Nitromors paint stripper removed the original paint. Surface blemishes that showed after stripping were filled with car body filler and finished with cellulose knifing putty, both products being available at car accessory shops. IMPORTANT: with regard to the cellulose putty, it must be applied very thinly indeed. It will not successfully fill deep gouges, because it gives the deceptive appearance and feel of having dried but after several weeks it will shrink to reveal the damaged area as a slight depression. If in doubt, use Milliput or a similar two-part filling and repairing resin as these products are stable and do not show a tendency to shrink, once fully cured.

Several coats of aerosol priming paint were applied, then rubbed down with fine wet/dry paper, used wet with soap as a lubricant. The top coats were then applied, again using car aerosol paint of a suitable colour. After a couple of coats, rubbing down was carried out. After perhaps five or six coats, after becoming hard dry the surface was wet/dry treated again, with very fine (1000 grade) paper, then cut back to a soft gloss with T-Cut.

It is worth mentioning that many Bakelite cabinets, when stripped of their paint, show beautiful markings and a pristine gloss. In such cases, careful consideration should be given to the final finish required: should it be repainted, or left alone?
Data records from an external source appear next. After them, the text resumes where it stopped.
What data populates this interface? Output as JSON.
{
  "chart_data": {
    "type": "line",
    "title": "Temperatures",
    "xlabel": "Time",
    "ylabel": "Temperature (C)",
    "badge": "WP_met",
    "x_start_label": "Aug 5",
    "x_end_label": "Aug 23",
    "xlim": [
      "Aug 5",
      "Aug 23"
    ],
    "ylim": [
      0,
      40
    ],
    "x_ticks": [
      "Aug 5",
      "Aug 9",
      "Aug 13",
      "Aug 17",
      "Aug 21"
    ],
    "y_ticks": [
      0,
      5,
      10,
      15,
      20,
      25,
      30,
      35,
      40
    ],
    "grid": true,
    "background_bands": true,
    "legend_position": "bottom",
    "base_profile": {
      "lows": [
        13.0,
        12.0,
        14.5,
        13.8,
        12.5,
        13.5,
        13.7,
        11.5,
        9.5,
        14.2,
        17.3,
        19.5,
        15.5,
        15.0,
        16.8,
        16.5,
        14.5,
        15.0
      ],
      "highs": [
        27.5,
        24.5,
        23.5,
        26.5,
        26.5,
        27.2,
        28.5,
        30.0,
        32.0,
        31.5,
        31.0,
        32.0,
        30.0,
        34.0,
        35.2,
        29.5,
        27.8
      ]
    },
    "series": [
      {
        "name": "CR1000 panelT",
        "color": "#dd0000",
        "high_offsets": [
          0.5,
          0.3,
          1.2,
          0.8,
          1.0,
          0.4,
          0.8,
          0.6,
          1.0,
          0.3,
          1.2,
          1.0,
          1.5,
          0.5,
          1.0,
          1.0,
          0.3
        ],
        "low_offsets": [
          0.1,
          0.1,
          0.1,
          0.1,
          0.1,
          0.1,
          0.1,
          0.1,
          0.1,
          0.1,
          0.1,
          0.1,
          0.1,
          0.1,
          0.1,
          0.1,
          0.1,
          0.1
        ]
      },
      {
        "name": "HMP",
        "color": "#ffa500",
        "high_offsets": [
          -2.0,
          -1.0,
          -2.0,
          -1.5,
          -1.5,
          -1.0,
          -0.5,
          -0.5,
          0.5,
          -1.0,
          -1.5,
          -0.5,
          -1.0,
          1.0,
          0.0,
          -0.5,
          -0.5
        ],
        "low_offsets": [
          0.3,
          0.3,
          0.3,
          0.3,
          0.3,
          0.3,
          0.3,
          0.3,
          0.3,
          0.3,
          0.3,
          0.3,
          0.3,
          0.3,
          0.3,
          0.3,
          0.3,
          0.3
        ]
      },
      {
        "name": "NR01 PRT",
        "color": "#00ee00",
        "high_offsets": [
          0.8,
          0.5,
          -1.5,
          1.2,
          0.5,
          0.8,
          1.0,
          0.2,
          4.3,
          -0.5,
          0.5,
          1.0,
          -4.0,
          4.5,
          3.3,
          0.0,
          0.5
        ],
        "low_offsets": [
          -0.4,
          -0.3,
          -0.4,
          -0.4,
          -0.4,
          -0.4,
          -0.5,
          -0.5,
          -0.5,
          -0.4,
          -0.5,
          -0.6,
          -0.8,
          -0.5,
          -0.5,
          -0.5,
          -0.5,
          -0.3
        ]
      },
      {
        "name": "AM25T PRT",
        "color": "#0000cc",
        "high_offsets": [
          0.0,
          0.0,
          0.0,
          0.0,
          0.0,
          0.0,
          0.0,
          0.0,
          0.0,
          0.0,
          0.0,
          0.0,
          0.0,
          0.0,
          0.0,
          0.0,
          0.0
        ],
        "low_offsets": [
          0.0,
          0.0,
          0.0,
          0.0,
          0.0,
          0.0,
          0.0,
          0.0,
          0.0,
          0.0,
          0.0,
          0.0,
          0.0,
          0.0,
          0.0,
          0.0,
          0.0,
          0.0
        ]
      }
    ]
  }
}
It is certainly permissible to leave alone if the set was originally available as a choice of colour or natural.

PILOT  BUSH  EKCO  COSSOR  PHILCO

 

VINTAGE RADIO world: SIXTEEN YEARS OF WEB PRESENCE